TASK DESCRIPTION: How many lines in the listing below include the word "barrel"? Reply with the count alone.

EXCERPTED DATA:

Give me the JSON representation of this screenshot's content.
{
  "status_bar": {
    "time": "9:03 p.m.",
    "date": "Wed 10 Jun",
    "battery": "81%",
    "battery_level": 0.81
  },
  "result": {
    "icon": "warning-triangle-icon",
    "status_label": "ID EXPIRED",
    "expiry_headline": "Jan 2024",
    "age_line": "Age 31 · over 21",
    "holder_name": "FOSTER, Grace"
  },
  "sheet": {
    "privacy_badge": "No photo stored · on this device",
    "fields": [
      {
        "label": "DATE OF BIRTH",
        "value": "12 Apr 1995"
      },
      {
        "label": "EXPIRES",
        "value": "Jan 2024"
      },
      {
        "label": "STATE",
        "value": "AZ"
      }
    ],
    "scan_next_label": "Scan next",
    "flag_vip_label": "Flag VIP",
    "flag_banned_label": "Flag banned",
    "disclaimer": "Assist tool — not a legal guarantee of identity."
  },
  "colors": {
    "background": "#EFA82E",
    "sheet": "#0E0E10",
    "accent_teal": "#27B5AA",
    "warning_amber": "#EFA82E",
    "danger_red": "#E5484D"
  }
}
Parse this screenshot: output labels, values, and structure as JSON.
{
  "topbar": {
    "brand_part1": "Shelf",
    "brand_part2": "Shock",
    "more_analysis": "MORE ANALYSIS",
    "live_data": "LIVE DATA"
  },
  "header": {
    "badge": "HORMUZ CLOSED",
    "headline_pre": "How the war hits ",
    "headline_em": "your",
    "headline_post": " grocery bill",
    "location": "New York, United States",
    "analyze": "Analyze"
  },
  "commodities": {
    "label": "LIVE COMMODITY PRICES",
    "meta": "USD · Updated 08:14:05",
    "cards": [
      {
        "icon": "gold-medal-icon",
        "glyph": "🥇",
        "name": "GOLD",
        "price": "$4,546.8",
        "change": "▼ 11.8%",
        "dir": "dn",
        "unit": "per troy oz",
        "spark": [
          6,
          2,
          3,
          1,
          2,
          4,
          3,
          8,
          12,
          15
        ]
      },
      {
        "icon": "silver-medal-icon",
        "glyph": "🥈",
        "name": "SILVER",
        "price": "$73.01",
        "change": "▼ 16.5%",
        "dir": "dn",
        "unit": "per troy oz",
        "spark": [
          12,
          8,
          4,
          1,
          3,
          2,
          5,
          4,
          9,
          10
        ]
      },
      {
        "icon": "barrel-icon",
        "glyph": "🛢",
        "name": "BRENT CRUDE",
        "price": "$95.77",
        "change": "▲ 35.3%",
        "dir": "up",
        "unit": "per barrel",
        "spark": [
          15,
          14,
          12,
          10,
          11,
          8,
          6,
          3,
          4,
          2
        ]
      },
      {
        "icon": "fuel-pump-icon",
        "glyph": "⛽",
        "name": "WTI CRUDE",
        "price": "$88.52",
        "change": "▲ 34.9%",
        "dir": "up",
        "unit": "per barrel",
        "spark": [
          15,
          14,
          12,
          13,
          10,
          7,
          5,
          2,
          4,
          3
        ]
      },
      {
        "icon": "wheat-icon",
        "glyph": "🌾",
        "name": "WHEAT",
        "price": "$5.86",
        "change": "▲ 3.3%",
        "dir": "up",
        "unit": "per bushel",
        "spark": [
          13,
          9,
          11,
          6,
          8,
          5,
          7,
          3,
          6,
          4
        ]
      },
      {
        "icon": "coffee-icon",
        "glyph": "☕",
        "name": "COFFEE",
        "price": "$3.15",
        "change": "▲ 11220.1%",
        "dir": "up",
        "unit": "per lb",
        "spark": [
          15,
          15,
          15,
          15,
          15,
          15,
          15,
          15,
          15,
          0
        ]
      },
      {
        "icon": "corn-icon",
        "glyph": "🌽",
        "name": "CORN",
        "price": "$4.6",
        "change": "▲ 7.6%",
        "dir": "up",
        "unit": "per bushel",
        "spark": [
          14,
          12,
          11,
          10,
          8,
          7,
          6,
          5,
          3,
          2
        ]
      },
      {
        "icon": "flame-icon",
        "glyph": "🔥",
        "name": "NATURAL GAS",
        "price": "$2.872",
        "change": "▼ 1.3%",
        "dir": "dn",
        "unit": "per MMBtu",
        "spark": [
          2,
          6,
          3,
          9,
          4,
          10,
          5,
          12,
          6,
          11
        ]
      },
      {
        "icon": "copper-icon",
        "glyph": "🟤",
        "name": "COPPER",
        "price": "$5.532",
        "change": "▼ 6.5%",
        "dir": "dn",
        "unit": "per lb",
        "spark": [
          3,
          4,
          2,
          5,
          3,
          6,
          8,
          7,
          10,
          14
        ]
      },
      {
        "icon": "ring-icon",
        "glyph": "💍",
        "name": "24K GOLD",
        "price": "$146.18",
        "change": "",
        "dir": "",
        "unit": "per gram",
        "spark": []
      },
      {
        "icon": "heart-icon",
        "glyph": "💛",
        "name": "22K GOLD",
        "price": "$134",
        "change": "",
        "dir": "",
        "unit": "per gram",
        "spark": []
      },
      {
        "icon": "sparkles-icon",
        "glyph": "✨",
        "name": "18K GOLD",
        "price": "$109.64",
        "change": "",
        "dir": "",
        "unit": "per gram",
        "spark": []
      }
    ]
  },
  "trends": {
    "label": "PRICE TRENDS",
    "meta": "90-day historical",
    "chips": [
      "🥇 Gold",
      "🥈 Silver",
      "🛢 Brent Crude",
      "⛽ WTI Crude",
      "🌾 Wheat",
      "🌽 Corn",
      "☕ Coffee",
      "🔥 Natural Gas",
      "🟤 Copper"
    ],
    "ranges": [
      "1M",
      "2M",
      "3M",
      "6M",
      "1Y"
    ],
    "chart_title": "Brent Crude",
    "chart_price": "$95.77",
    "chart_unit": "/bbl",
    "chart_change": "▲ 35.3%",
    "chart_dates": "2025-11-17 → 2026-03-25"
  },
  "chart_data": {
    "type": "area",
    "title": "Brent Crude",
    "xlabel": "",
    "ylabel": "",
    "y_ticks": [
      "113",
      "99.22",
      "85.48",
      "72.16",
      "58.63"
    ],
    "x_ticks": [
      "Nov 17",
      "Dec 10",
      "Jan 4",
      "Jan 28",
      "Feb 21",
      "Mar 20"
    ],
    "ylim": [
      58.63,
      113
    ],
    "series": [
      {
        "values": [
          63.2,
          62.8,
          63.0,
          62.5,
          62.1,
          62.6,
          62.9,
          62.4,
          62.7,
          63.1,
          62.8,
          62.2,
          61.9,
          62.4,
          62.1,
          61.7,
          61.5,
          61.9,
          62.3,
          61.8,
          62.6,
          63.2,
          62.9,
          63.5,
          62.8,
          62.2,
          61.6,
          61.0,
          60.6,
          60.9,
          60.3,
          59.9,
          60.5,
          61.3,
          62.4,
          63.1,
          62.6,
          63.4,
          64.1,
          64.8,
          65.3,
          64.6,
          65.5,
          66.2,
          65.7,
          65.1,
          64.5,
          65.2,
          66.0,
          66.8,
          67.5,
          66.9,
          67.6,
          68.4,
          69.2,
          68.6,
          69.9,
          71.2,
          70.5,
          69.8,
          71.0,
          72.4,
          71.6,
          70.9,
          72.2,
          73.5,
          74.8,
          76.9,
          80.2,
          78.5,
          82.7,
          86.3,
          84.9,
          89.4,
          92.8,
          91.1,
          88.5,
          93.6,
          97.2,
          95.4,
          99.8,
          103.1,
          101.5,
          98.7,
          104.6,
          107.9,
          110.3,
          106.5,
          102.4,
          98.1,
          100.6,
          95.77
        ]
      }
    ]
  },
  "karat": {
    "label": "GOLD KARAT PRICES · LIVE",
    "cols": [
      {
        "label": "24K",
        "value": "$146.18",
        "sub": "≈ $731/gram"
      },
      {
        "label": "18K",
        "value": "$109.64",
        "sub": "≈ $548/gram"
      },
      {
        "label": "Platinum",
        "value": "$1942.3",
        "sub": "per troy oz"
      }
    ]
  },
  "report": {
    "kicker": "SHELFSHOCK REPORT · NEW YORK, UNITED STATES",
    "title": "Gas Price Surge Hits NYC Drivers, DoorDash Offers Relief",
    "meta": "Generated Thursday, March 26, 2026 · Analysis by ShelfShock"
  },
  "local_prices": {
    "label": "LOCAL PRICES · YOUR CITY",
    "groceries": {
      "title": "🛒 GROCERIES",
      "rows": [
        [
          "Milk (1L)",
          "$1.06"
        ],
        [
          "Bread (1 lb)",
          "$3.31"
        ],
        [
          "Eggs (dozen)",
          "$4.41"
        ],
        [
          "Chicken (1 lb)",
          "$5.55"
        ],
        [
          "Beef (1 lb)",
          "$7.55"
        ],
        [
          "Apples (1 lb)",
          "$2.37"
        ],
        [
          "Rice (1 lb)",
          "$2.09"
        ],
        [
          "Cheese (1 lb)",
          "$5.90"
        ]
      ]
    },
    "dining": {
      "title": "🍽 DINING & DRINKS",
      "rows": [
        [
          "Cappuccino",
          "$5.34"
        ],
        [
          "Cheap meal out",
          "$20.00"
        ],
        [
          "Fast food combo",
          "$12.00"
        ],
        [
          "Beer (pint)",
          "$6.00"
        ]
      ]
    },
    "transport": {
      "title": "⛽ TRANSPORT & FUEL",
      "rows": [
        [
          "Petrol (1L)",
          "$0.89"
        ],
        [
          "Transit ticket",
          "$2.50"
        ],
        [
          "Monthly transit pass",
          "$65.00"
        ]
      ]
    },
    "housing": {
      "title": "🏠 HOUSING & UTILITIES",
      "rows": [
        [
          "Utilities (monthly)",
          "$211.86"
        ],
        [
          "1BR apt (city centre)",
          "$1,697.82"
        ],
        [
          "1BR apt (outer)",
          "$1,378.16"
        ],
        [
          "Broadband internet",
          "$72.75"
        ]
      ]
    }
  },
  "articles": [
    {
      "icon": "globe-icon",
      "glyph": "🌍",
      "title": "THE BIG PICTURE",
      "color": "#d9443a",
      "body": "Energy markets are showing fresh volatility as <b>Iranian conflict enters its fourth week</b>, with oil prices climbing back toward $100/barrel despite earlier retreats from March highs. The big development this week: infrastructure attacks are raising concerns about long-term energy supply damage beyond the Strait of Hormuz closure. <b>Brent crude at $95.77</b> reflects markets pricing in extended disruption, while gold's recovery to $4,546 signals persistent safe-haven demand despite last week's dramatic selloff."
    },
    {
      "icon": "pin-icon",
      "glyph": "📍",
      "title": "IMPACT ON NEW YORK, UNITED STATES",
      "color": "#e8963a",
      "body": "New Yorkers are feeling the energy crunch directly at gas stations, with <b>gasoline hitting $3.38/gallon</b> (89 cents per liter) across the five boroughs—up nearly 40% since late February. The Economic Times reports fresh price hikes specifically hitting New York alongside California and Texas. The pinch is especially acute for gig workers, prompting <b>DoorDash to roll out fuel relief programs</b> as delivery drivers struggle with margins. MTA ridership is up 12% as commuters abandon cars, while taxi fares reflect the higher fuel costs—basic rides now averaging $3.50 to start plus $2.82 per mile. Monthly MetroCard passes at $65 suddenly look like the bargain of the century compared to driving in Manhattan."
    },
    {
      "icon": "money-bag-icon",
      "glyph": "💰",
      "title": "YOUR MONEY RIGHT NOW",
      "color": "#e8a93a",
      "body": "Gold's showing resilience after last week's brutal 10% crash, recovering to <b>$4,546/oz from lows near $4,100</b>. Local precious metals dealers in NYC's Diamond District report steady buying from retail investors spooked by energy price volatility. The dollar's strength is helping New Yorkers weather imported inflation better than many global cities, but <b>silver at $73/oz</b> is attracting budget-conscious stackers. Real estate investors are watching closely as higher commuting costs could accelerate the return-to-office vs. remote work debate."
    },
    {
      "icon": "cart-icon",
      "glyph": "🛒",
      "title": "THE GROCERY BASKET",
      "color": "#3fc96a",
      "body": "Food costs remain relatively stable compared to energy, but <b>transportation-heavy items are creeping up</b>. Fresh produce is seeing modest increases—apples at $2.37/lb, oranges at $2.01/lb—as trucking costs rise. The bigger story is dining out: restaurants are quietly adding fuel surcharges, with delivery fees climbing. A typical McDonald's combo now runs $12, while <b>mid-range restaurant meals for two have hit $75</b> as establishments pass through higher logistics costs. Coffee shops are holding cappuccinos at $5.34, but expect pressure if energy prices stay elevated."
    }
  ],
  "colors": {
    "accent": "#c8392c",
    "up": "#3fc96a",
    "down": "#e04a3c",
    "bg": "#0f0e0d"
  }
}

RESPONSE TO THIS TASK: 4